(c) 1983 by Levi Montgomery
Now the child gives his dog a hug.
He is leather; he is sharp
as clouds; in his eyes the cool
belief of blue. In surprise
he watches tides that come to ruin
castles. The die is cast, the stalks are cut.
Now the kindergarten children cut
their paper dolls. Their teachers hug
them into jackets, let them ruin
hairdos in their haste to gain the sharp
relief of freedom. Imagine their surprise,
at leaving classrooms, to find the evening cool.
Now the adolescents play at cool.
They light their cigarettes and cut
the others down with glares. Their surprise
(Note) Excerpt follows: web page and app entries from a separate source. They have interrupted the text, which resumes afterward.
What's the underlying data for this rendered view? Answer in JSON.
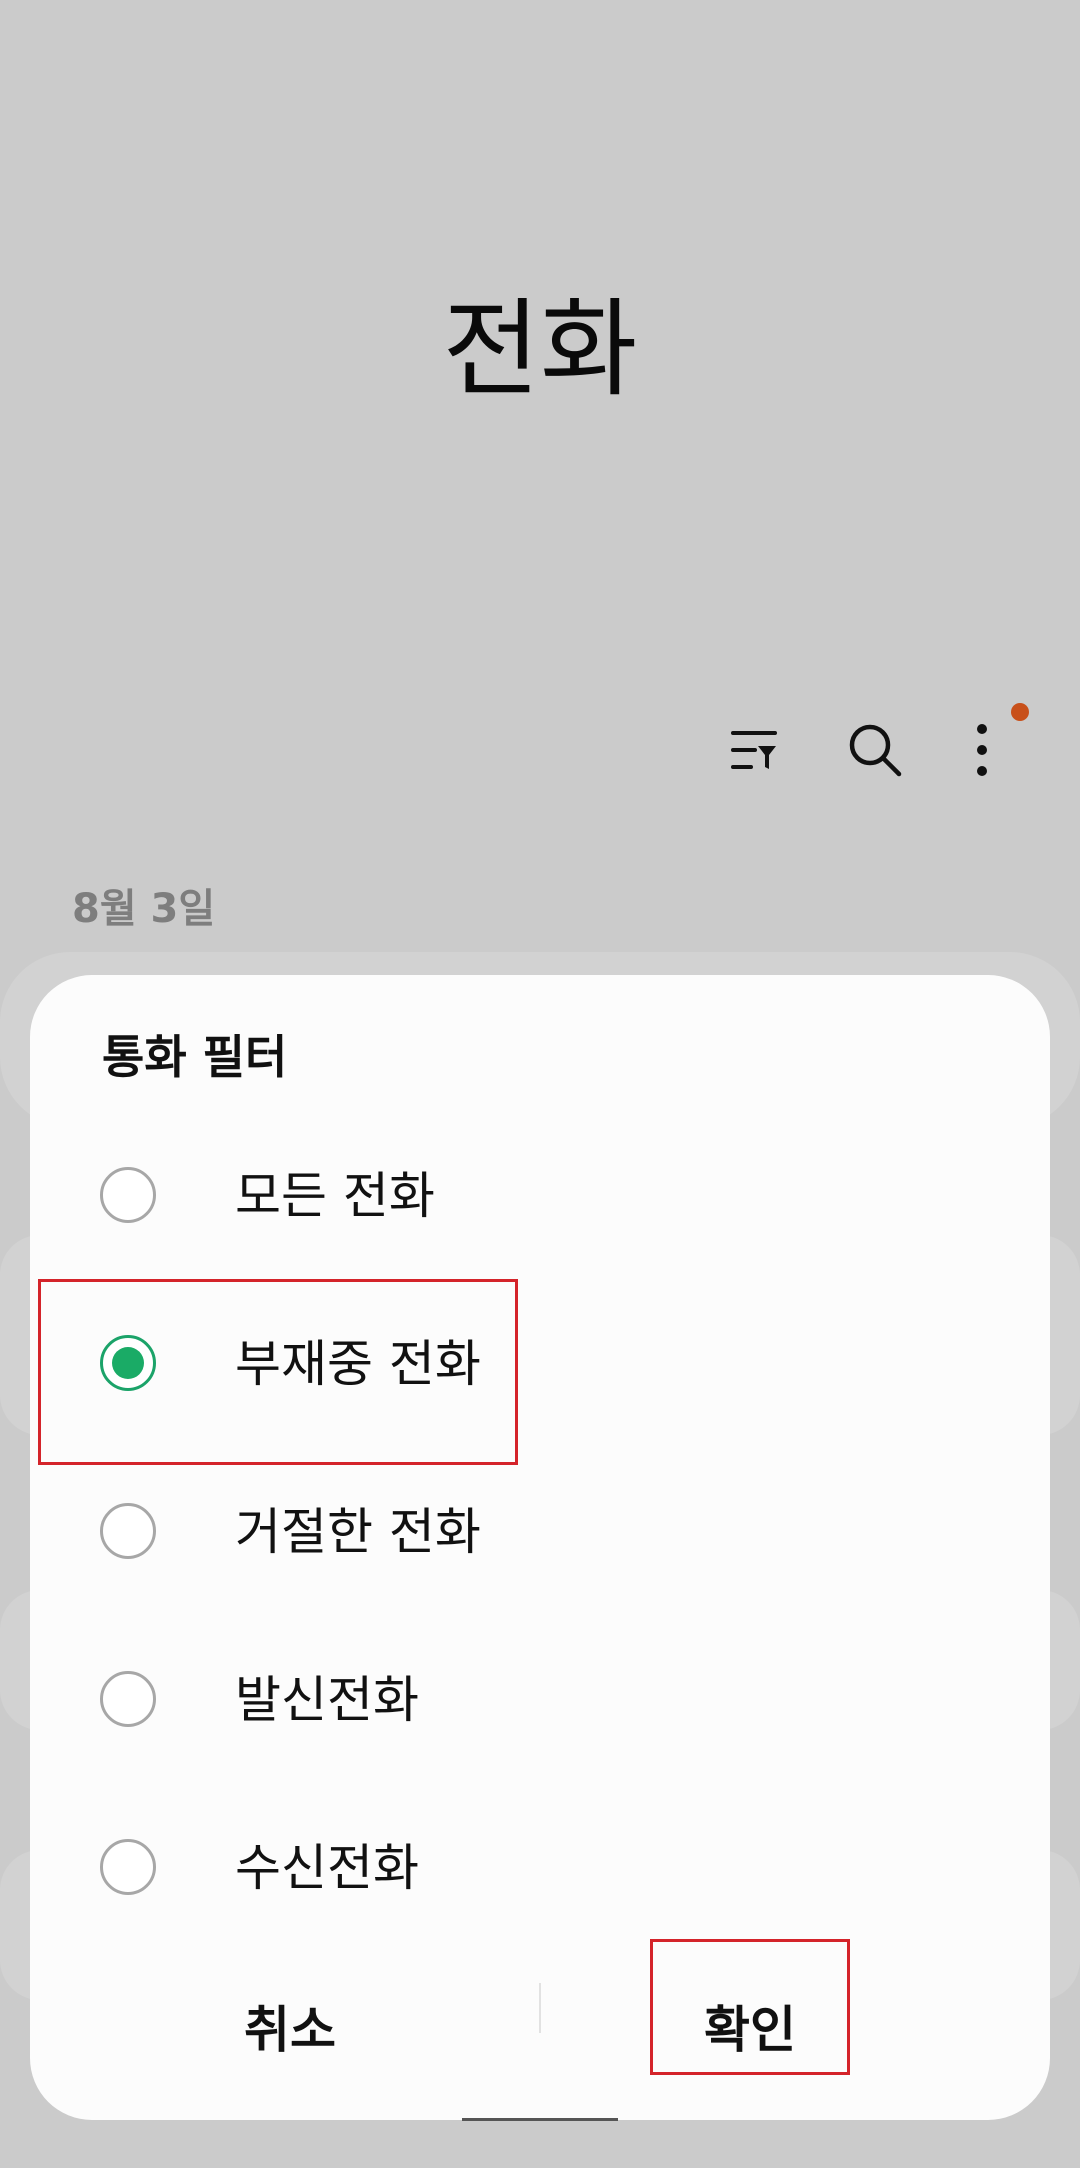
{
  "header": {
    "title": "전화"
  },
  "toolbar": {
    "filter_icon": "filter-list-icon",
    "search_icon": "search-icon",
    "more_icon": "more-vertical-icon",
    "notification_color": "#c8501a"
  },
  "list": {
    "date_header": "8월 3일"
  },
  "dialog": {
    "title": "통화 필터",
    "options": [
      {
        "label": "모든 전화",
        "selected": false
      },
      {
        "label": "부재중 전화",
        "selected": true
      },
      {
        "label": "거절한 전화",
        "selected": false
      },
      {
        "label": "발신전화",
        "selected": false
      },
      {
        "label": "수신전화",
        "selected": false
      }
    ],
    "cancel_label": "취소",
    "confirm_label": "확인",
    "accent_color": "#1aab66",
    "highlight_color": "#d4242a"
  }
}
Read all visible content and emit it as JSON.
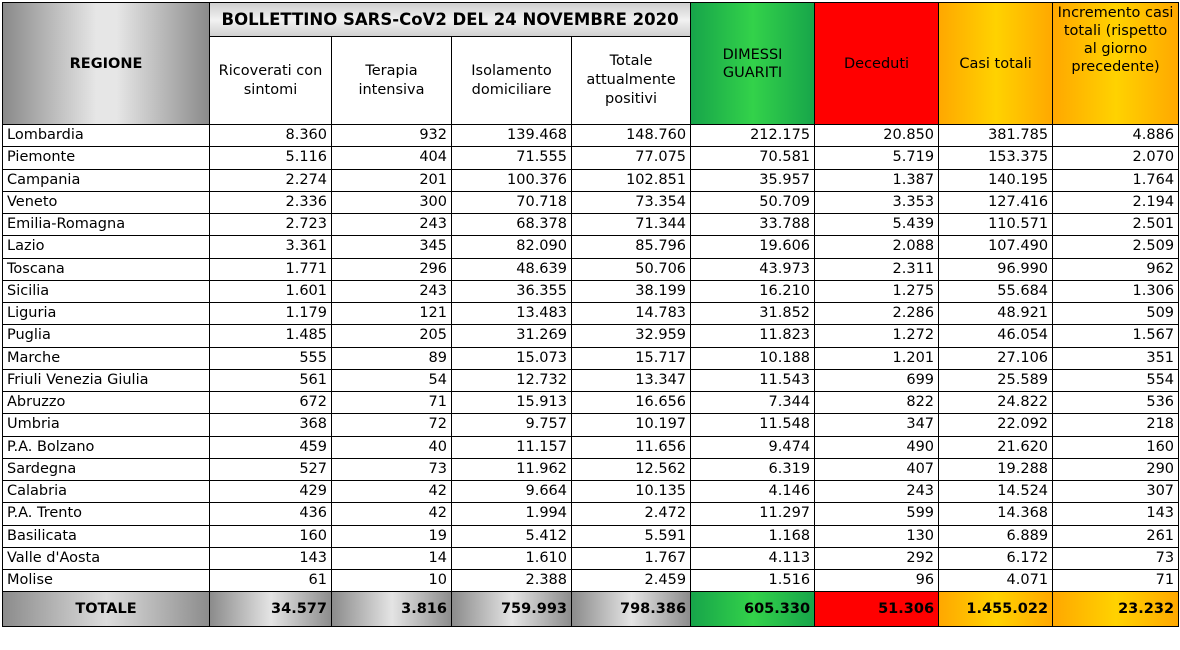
{
  "title": "BOLLETTINO SARS-CoV2 DEL 24 NOVEMBRE 2020",
  "headers": {
    "region": "REGIONE",
    "ricoverati": "Ricoverati con sintomi",
    "terapia": "Terapia intensiva",
    "isolamento": "Isolamento domiciliare",
    "totale_positivi": "Totale attualmente positivi",
    "dimessi": "DIMESSI GUARITI",
    "deceduti": "Deceduti",
    "casi_totali": "Casi totali",
    "incremento": "Incremento casi totali (rispetto al giorno precedente)"
  },
  "header_colors": {
    "dimessi": "#22b34a",
    "deceduti": "#ff0000",
    "casi_totali": "#ffc000",
    "incremento": "#ffc000"
  },
  "rows": [
    [
      "Lombardia",
      "8.360",
      "932",
      "139.468",
      "148.760",
      "212.175",
      "20.850",
      "381.785",
      "4.886"
    ],
    [
      "Piemonte",
      "5.116",
      "404",
      "71.555",
      "77.075",
      "70.581",
      "5.719",
      "153.375",
      "2.070"
    ],
    [
      "Campania",
      "2.274",
      "201",
      "100.376",
      "102.851",
      "35.957",
      "1.387",
      "140.195",
      "1.764"
    ],
    [
      "Veneto",
      "2.336",
      "300",
      "70.718",
      "73.354",
      "50.709",
      "3.353",
      "127.416",
      "2.194"
    ],
    [
      "Emilia-Romagna",
      "2.723",
      "243",
      "68.378",
      "71.344",
      "33.788",
      "5.439",
      "110.571",
      "2.501"
    ],
    [
      "Lazio",
      "3.361",
      "345",
      "82.090",
      "85.796",
      "19.606",
      "2.088",
      "107.490",
      "2.509"
    ],
    [
      "Toscana",
      "1.771",
      "296",
      "48.639",
      "50.706",
      "43.973",
      "2.311",
      "96.990",
      "962"
    ],
    [
      "Sicilia",
      "1.601",
      "243",
      "36.355",
      "38.199",
      "16.210",
      "1.275",
      "55.684",
      "1.306"
    ],
    [
      "Liguria",
      "1.179",
      "121",
      "13.483",
      "14.783",
      "31.852",
      "2.286",
      "48.921",
      "509"
    ],
    [
      "Puglia",
      "1.485",
      "205",
      "31.269",
      "32.959",
      "11.823",
      "1.272",
      "46.054",
      "1.567"
    ],
    [
      "Marche",
      "555",
      "89",
      "15.073",
      "15.717",
      "10.188",
      "1.201",
      "27.106",
      "351"
    ],
    [
      "Friuli Venezia Giulia",
      "561",
      "54",
      "12.732",
      "13.347",
      "11.543",
      "699",
      "25.589",
      "554"
    ],
    [
      "Abruzzo",
      "672",
      "71",
      "15.913",
      "16.656",
      "7.344",
      "822",
      "24.822",
      "536"
    ],
    [
      "Umbria",
      "368",
      "72",
      "9.757",
      "10.197",
      "11.548",
      "347",
      "22.092",
      "218"
    ],
    [
      "P.A. Bolzano",
      "459",
      "40",
      "11.157",
      "11.656",
      "9.474",
      "490",
      "21.620",
      "160"
    ],
    [
      "Sardegna",
      "527",
      "73",
      "11.962",
      "12.562",
      "6.319",
      "407",
      "19.288",
      "290"
    ],
    [
      "Calabria",
      "429",
      "42",
      "9.664",
      "10.135",
      "4.146",
      "243",
      "14.524",
      "307"
    ],
    [
      "P.A. Trento",
      "436",
      "42",
      "1.994",
      "2.472",
      "11.297",
      "599",
      "14.368",
      "143"
    ],
    [
      "Basilicata",
      "160",
      "19",
      "5.412",
      "5.591",
      "1.168",
      "130",
      "6.889",
      "261"
    ],
    [
      "Valle d'Aosta",
      "143",
      "14",
      "1.610",
      "1.767",
      "4.113",
      "292",
      "6.172",
      "73"
    ],
    [
      "Molise",
      "61",
      "10",
      "2.388",
      "2.459",
      "1.516",
      "96",
      "4.071",
      "71"
    ]
  ],
  "totals": {
    "label": "TOTALE",
    "values": [
      "34.577",
      "3.816",
      "759.993",
      "798.386",
      "605.330",
      "51.306",
      "1.455.022",
      "23.232"
    ]
  }
}
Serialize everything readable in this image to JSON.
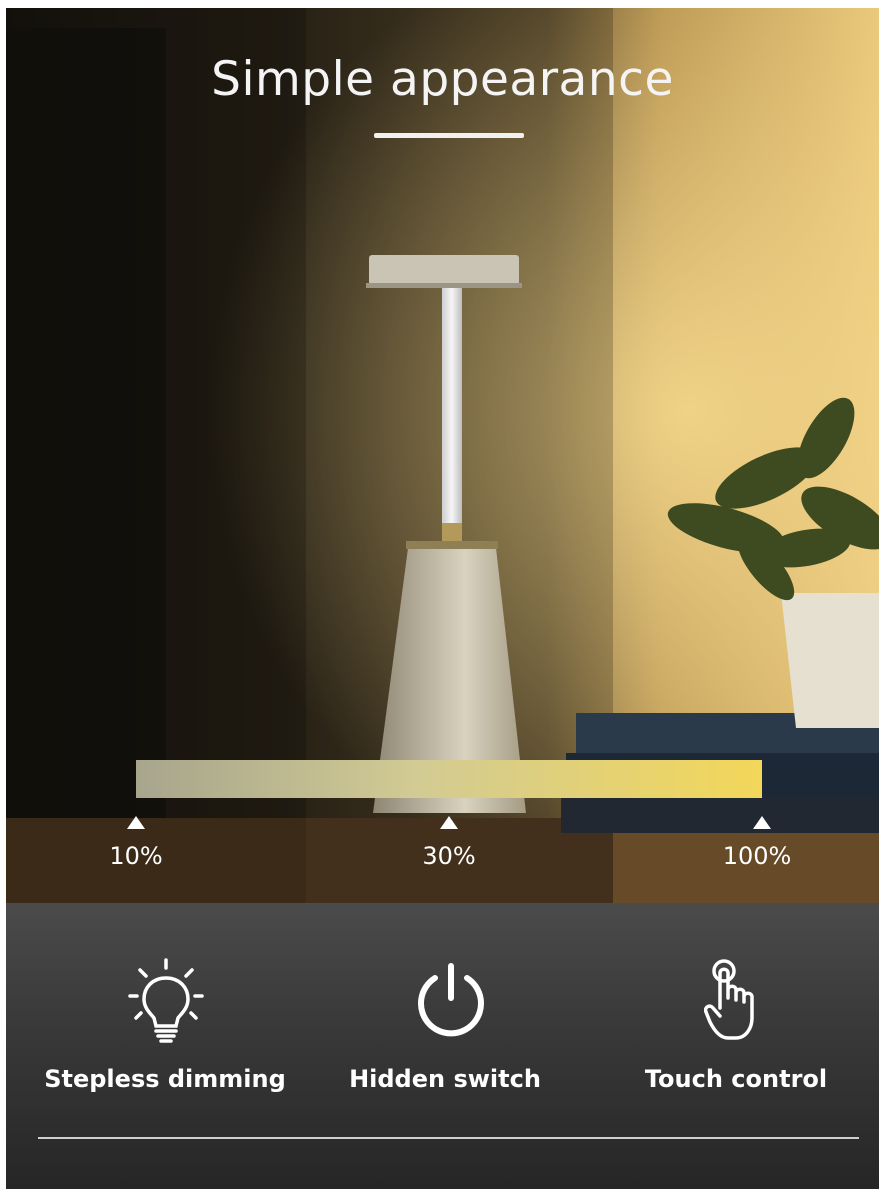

is even greater. Do not hug
them. Do not give them sharp
emotion. They are smoldered ruin.
Now the youth who from that ruin
rise are done with playing cool.
Their glares are still as sharp;
their tongues now, too, will cut
like ice, and now they’ll let you hug
them, to gain from your surprise.
Now the parents, in surprise,
observe their children growing. Ruin
they have sown, and ruin reaped. They would hug
their children, but the flames have all grown cool.
The bonds they long for all are cut
away by a self honed razor sharp.
Now the elders smell the acrid sharp
decay. They are far beyond surprise.
The die is too long cast, its roll cut
too far short. They lie in splintered ruin.
They pray that one more breeze will cool
them; they pray for one more hug.
Now the scene is sharp: the world lies in ruin.
Imagine the surprise of the dog whose cool
tongue would soothe the wounds cut in arms that cannot hug.
And of course, no sestina would be complete without the comment by poet Robert Frost:
If you drape thirty-nine iron chains around your arms and shoulders and then do a dance, the whole point of the dance will be to seem light and effortless.